(Excerpts from an interface dataset)
↓↓↓
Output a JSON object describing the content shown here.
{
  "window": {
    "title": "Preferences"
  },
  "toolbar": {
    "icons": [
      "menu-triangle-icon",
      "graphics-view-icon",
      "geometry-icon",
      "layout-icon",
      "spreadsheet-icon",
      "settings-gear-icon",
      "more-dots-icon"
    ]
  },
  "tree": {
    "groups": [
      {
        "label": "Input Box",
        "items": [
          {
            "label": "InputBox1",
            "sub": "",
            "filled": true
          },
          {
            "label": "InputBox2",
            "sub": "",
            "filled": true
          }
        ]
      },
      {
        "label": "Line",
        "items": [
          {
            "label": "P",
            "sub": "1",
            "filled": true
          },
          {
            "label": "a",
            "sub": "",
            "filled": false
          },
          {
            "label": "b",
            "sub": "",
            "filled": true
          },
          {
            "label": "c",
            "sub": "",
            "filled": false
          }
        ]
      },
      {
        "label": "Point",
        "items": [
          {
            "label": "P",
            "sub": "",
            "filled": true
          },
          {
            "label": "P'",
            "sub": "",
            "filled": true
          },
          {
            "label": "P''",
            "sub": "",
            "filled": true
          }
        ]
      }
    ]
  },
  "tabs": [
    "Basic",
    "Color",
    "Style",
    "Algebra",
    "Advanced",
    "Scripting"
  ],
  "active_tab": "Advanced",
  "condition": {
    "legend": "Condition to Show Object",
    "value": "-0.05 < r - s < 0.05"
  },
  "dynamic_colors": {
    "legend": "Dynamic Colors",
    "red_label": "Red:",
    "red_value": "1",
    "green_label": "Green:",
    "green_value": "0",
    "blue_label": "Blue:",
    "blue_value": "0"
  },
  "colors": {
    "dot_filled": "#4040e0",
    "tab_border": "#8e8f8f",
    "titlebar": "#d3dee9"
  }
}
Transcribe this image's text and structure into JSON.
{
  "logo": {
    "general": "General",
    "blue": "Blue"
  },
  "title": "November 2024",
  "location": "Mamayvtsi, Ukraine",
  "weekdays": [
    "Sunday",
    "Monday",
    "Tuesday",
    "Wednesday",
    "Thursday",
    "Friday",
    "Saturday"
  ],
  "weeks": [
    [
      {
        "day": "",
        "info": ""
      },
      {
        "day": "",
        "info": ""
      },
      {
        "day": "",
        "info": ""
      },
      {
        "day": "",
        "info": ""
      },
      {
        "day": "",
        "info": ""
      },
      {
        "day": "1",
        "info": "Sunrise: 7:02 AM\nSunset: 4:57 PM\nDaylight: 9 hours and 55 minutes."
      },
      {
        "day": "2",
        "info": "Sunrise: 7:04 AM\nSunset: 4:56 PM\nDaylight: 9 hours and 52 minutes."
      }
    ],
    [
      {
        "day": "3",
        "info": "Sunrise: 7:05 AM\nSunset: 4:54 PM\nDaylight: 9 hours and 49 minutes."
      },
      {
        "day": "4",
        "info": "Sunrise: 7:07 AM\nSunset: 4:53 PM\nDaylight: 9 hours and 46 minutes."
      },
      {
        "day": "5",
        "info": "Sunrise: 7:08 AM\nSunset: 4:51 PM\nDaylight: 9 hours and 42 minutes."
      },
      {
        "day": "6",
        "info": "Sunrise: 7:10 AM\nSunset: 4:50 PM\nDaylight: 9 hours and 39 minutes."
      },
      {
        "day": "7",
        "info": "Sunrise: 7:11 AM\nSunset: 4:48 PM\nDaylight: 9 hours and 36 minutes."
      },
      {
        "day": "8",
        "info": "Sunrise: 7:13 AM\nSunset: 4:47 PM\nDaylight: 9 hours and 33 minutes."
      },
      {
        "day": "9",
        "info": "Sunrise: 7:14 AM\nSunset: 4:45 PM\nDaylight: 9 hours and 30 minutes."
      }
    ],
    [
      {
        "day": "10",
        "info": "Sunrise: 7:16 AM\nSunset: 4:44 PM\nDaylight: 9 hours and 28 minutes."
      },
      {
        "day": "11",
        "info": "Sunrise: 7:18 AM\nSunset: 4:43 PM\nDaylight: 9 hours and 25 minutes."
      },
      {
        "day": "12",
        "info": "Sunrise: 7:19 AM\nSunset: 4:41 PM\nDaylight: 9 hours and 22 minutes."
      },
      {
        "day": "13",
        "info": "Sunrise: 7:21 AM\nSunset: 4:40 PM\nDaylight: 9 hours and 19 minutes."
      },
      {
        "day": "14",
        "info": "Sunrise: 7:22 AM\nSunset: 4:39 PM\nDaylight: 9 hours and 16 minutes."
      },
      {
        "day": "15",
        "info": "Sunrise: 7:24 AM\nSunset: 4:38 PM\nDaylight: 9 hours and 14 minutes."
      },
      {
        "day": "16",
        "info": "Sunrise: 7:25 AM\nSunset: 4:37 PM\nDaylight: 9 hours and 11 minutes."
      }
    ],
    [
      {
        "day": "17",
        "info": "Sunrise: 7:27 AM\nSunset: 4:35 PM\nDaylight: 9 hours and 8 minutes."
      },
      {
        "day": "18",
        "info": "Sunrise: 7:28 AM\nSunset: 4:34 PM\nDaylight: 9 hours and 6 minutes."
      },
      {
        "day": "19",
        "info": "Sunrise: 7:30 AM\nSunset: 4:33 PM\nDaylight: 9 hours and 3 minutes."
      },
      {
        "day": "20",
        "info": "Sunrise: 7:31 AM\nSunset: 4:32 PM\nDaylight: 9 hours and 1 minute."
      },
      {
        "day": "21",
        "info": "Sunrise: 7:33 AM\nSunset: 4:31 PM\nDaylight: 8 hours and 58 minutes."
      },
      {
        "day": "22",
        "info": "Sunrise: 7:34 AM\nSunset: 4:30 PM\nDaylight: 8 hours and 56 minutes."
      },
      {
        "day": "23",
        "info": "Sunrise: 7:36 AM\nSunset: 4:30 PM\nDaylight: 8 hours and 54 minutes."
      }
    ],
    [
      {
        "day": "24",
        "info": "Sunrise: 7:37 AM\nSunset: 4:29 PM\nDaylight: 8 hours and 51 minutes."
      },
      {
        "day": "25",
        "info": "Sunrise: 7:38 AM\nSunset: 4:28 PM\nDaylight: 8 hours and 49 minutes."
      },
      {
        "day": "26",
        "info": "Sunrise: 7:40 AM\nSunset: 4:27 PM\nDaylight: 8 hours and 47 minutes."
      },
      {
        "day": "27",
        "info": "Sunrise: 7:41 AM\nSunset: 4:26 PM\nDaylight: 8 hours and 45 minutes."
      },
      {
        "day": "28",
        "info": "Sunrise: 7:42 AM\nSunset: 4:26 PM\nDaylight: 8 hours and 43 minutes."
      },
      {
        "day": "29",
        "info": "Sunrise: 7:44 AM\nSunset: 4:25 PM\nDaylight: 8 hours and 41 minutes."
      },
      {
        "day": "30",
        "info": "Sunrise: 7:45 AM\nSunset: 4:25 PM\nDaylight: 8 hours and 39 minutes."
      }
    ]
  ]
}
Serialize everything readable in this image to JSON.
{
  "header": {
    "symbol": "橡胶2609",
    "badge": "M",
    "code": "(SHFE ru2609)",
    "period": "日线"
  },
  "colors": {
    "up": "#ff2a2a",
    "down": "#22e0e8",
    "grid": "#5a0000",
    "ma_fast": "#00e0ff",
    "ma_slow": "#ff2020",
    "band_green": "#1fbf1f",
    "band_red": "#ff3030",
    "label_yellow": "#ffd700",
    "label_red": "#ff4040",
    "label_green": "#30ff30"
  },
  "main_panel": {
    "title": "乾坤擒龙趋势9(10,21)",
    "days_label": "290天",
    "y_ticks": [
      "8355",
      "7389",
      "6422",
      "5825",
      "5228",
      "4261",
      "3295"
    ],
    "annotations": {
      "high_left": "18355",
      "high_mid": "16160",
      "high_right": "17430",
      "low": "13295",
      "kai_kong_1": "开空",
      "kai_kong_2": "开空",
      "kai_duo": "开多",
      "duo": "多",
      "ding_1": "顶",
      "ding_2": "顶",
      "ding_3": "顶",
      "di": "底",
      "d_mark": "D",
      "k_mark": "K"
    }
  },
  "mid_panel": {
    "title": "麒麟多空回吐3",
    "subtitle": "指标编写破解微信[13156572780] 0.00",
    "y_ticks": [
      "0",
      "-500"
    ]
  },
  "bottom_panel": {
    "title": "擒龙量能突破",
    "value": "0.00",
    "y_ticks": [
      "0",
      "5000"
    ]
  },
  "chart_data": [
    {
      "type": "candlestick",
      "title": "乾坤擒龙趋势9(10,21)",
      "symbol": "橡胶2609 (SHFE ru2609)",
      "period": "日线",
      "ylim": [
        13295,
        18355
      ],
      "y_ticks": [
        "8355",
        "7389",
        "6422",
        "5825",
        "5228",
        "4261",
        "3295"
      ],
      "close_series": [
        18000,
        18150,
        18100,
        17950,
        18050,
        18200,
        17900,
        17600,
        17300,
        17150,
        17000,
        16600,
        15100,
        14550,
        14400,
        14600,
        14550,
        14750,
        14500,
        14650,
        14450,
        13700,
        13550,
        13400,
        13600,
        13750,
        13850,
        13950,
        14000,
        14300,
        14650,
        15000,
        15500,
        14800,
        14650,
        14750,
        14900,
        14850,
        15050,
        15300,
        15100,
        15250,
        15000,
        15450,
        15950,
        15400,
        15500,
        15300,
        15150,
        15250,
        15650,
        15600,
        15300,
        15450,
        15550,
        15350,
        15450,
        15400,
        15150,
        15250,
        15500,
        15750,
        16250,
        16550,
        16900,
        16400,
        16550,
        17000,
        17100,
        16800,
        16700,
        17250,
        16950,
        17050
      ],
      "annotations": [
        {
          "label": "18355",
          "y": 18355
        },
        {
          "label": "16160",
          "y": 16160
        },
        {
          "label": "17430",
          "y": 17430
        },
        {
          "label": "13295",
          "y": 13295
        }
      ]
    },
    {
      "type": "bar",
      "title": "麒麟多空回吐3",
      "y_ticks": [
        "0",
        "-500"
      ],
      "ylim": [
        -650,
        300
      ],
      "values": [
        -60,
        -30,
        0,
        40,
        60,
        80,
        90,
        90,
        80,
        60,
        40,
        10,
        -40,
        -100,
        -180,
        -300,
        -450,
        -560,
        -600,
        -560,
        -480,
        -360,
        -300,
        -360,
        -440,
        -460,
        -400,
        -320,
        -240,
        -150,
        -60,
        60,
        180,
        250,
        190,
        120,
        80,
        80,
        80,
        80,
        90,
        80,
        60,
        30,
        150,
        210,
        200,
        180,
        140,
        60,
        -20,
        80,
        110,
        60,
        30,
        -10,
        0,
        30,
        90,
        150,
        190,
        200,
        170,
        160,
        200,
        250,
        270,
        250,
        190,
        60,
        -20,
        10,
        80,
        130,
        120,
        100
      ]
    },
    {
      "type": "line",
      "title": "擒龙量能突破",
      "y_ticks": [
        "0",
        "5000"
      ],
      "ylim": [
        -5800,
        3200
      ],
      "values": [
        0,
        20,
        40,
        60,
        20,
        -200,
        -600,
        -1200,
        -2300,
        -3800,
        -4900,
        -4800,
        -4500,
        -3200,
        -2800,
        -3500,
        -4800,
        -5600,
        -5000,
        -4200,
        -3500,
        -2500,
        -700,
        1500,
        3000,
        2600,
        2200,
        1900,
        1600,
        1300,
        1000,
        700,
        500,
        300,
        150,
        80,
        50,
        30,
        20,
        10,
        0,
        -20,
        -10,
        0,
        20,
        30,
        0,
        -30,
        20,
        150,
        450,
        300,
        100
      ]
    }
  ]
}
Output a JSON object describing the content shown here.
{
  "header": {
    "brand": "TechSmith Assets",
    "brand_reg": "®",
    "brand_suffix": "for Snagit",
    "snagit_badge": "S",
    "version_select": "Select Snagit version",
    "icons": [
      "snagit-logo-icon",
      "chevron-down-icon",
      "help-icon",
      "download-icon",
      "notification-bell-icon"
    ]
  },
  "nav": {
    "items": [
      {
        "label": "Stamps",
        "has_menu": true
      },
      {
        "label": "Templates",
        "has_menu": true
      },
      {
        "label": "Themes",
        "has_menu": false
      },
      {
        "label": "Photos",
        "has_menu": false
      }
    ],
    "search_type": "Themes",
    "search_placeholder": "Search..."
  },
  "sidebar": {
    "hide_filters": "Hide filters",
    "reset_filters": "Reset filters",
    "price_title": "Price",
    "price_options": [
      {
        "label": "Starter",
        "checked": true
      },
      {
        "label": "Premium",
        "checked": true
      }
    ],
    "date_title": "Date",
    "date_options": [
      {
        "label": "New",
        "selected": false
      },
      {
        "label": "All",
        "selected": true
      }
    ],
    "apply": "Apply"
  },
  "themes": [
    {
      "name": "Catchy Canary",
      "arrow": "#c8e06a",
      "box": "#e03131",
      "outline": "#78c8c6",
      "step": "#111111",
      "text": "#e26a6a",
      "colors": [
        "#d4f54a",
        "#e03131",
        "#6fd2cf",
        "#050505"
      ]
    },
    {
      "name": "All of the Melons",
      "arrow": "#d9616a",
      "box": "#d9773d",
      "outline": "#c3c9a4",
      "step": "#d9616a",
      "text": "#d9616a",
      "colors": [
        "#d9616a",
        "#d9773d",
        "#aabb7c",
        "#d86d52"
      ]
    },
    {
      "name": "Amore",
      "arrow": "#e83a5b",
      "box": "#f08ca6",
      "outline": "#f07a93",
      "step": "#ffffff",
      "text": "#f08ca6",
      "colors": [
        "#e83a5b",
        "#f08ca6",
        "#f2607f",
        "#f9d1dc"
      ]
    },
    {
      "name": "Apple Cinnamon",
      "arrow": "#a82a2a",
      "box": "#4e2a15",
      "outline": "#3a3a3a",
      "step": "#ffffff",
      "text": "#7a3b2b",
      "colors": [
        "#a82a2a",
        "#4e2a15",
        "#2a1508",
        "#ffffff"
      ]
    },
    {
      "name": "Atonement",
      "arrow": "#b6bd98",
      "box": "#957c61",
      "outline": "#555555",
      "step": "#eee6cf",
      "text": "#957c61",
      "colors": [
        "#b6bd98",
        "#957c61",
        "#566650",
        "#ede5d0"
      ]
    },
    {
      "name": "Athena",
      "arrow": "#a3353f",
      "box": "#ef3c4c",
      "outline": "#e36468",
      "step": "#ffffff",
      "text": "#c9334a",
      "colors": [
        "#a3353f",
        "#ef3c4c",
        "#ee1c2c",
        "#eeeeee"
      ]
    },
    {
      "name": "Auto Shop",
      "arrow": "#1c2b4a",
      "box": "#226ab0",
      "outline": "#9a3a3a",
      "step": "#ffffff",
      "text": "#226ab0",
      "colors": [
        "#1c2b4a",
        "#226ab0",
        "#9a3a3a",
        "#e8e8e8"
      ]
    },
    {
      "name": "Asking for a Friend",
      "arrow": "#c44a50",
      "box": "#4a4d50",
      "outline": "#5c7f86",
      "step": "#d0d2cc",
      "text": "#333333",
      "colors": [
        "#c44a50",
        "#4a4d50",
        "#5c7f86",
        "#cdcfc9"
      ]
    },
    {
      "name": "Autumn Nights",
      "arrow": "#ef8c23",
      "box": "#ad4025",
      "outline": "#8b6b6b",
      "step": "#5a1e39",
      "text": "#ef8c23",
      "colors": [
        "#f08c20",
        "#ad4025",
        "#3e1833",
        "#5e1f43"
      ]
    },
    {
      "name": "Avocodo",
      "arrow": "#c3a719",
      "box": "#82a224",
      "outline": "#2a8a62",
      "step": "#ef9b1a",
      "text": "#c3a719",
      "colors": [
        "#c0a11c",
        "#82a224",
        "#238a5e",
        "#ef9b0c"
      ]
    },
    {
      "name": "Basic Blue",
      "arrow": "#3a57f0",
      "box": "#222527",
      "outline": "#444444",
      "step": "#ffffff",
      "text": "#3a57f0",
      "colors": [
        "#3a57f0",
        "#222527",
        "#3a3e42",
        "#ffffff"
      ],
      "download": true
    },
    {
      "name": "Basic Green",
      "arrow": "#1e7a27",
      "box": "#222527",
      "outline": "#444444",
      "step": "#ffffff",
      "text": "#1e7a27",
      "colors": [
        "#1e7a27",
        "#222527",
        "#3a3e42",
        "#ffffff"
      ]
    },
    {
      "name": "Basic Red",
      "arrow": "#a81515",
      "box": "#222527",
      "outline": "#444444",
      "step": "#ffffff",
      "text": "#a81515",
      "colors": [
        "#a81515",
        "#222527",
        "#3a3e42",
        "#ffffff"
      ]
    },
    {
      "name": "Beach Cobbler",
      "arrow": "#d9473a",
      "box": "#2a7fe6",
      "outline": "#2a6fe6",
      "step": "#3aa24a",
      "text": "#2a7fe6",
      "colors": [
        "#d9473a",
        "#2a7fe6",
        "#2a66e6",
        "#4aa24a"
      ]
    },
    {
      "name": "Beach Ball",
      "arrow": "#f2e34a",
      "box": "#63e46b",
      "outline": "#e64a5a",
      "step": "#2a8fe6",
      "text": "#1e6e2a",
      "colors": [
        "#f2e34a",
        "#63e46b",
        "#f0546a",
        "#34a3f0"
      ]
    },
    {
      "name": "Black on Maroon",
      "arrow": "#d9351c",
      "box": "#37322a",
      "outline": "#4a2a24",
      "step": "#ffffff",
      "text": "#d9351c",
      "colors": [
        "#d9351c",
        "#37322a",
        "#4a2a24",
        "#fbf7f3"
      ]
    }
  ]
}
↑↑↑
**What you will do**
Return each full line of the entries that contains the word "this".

**Exercise solution**
Transcribe this image's text and structure into JSON.
Serialize everything readable in this image to JSON.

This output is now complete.